Exactly as shown below, retype every line of the data.

Page and application data records:
_ _ _ _

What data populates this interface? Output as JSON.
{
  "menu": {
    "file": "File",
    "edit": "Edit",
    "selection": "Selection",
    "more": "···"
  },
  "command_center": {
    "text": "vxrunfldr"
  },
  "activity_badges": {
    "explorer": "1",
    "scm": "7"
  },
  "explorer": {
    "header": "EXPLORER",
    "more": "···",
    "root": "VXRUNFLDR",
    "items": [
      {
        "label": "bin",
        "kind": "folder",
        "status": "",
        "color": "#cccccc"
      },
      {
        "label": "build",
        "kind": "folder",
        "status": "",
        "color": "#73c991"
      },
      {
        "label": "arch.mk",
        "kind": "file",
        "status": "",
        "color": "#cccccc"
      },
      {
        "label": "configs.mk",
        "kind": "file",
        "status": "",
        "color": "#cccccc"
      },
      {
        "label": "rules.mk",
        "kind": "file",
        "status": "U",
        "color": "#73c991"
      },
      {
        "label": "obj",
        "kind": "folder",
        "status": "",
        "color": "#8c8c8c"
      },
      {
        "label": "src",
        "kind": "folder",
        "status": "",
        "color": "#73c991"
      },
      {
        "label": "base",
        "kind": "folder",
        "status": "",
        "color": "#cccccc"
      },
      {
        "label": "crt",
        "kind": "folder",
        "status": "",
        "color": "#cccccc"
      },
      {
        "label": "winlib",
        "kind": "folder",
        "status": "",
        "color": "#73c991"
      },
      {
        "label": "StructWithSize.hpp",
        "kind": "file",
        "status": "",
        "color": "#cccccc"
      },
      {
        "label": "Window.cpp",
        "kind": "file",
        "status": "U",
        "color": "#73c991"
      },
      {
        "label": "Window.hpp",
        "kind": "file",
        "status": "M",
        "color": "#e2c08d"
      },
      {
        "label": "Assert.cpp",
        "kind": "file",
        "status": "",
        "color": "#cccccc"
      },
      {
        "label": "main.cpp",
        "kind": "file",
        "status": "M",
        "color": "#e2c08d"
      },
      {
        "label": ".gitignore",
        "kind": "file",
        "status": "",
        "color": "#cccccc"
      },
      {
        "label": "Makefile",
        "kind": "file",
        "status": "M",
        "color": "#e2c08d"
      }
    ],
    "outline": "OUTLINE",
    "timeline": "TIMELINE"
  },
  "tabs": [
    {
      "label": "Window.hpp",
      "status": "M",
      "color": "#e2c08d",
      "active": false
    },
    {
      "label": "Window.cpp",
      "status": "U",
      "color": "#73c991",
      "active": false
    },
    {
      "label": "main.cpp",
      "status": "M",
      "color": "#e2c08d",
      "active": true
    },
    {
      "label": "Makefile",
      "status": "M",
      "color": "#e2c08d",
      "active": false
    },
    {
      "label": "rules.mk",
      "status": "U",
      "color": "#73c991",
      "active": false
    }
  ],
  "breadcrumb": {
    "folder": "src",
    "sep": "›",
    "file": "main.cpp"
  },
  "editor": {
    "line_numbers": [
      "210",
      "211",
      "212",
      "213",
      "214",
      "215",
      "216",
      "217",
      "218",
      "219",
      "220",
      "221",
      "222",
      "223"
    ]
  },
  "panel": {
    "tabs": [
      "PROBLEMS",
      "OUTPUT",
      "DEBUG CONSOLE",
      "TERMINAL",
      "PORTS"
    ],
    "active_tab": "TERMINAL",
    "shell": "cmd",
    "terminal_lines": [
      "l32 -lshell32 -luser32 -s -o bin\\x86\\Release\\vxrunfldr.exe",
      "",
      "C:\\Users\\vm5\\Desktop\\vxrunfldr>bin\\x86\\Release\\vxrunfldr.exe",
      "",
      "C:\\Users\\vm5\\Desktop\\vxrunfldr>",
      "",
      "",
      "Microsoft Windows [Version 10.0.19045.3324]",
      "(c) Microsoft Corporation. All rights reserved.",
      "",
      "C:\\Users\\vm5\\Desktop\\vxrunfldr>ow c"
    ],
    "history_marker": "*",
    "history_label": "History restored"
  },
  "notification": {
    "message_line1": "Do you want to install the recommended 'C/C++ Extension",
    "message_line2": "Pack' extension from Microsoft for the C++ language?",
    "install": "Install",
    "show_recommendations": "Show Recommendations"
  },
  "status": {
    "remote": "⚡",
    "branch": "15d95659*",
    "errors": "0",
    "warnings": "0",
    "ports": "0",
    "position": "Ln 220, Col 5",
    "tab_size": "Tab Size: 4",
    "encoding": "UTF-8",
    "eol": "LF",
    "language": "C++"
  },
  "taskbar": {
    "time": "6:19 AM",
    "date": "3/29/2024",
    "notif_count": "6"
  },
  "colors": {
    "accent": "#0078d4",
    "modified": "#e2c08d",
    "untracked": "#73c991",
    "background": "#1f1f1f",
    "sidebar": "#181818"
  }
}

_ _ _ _

Exercise result:
What data populates this interface? Output as JSON.
{
  "menu": {
    "file": "File",
    "edit": "Edit",
    "selection": "Selection",
    "more": "···"
  },
  "command_center": {
    "text": "vxrunfldr"
  },
  "activity_badges": {
    "explorer": "1",
    "scm": "7"
  },
  "explorer": {
    "header": "EXPLORER",
    "more": "···",
    "root": "VXRUNFLDR",
    "items": [
      {
        "label": "bin",
        "kind": "folder",
        "status": "",
        "color": "#cccccc"
      },
      {
        "label": "build",
        "kind": "folder",
        "status": "",
        "color": "#73c991"
      },
      {
        "label": "arch.mk",
        "kind": "file",
        "status": "",
        "color": "#cccccc"
      },
      {
        "label": "configs.mk",
        "kind": "file",
        "status": "",
        "color": "#cccccc"
      },
      {
        "label": "rules.mk",
        "kind": "file",
        "status": "U",
        "color": "#73c991"
      },
      {
        "label": "obj",
        "kind": "folder",
        "status": "",
        "color": "#8c8c8c"
      },
      {
        "label": "src",
        "kind": "folder",
        "status": "",
        "color": "#73c991"
      },
      {
        "label": "base",
        "kind": "folder",
        "status": "",
        "color": "#cccccc"
      },
      {
        "label": "crt",
        "kind": "folder",
        "status": "",
        "color": "#cccccc"
      },
      {
        "label": "winlib",
        "kind": "folder",
        "status": "",
        "color": "#73c991"
      },
      {
        "label": "StructWithSize.hpp",
        "kind": "file",
        "status": "",
        "color": "#cccccc"
      },
      {
        "label": "Window.cpp",
        "kind": "file",
        "status": "U",
        "color": "#73c991"
      },
      {
        "label": "Window.hpp",
        "kind": "file",
        "status": "M",
        "color": "#e2c08d"
      },
      {
        "label": "Assert.cpp",
        "kind": "file",
        "status": "",
        "color": "#cccccc"
      },
      {
        "label": "main.cpp",
        "kind": "file",
        "status": "M",
        "color": "#e2c08d"
      },
      {
        "label": ".gitignore",
        "kind": "file",
        "status": "",
        "color": "#cccccc"
      },
      {
        "label": "Makefile",
        "kind": "file",
        "status": "M",
        "color": "#e2c08d"
      }
    ],
    "outline": "OUTLINE",
    "timeline": "TIMELINE"
  },
  "tabs": [
    {
      "label": "Window.hpp",
      "status": "M",
      "color": "#e2c08d",
      "active": false
    },
    {
      "label": "Window.cpp",
      "status": "U",
      "color": "#73c991",
      "active": false
    },
    {
      "label": "main.cpp",
      "status": "M",
      "color": "#e2c08d",
      "active": true
    },
    {
      "label": "Makefile",
      "status": "M",
      "color": "#e2c08d",
      "active": false
    },
    {
      "label": "rules.mk",
      "status": "U",
      "color": "#73c991",
      "active": false
    }
  ],
  "breadcrumb": {
    "folder": "src",
    "sep": "›",
    "file": "main.cpp"
  },
  "editor": {
    "line_numbers": [
      "210",
      "211",
      "212",
      "213",
      "214",
      "215",
      "216",
      "217",
      "218",
      "219",
      "220",
      "221",
      "222",
      "223"
    ]
  },
  "panel": {
    "tabs": [
      "PROBLEMS",
      "OUTPUT",
      "DEBUG CONSOLE",
      "TERMINAL",
      "PORTS"
    ],
    "active_tab": "TERMINAL",
    "shell": "cmd",
    "terminal_lines": [
      "l32 -lshell32 -luser32 -s -o bin\\x86\\Release\\vxrunfldr.exe",
      "",
      "C:\\Users\\vm5\\Desktop\\vxrunfldr>bin\\x86\\Release\\vxrunfldr.exe",
      "",
      "C:\\Users\\vm5\\Desktop\\vxrunfldr>",
      "",
      "",
      "Microsoft Windows [Version 10.0.19045.3324]",
      "(c) Microsoft Corporation. All rights reserved.",
      "",
      "C:\\Users\\vm5\\Desktop\\vxrunfldr>ow c"
    ],
    "history_marker": "*",
    "history_label": "History restored"
  },
  "notification": {
    "message_line1": "Do you want to install the recommended 'C/C++ Extension",
    "message_line2": "Pack' extension from Microsoft for the C++ language?",
    "install": "Install",
    "show_recommendations": "Show Recommendations"
  },
  "status": {
    "remote": "⚡",
    "branch": "15d95659*",
    "errors": "0",
    "warnings": "0",
    "ports": "0",
    "position": "Ln 220, Col 5",
    "tab_size": "Tab Size: 4",
    "encoding": "UTF-8",
    "eol": "LF",
    "language": "C++"
  },
  "taskbar": {
    "time": "6:19 AM",
    "date": "3/29/2024",
    "notif_count": "6"
  },
  "colors": {
    "accent": "#0078d4",
    "modified": "#e2c08d",
    "untracked": "#73c991",
    "background": "#1f1f1f",
    "sidebar": "#181818"
  }
}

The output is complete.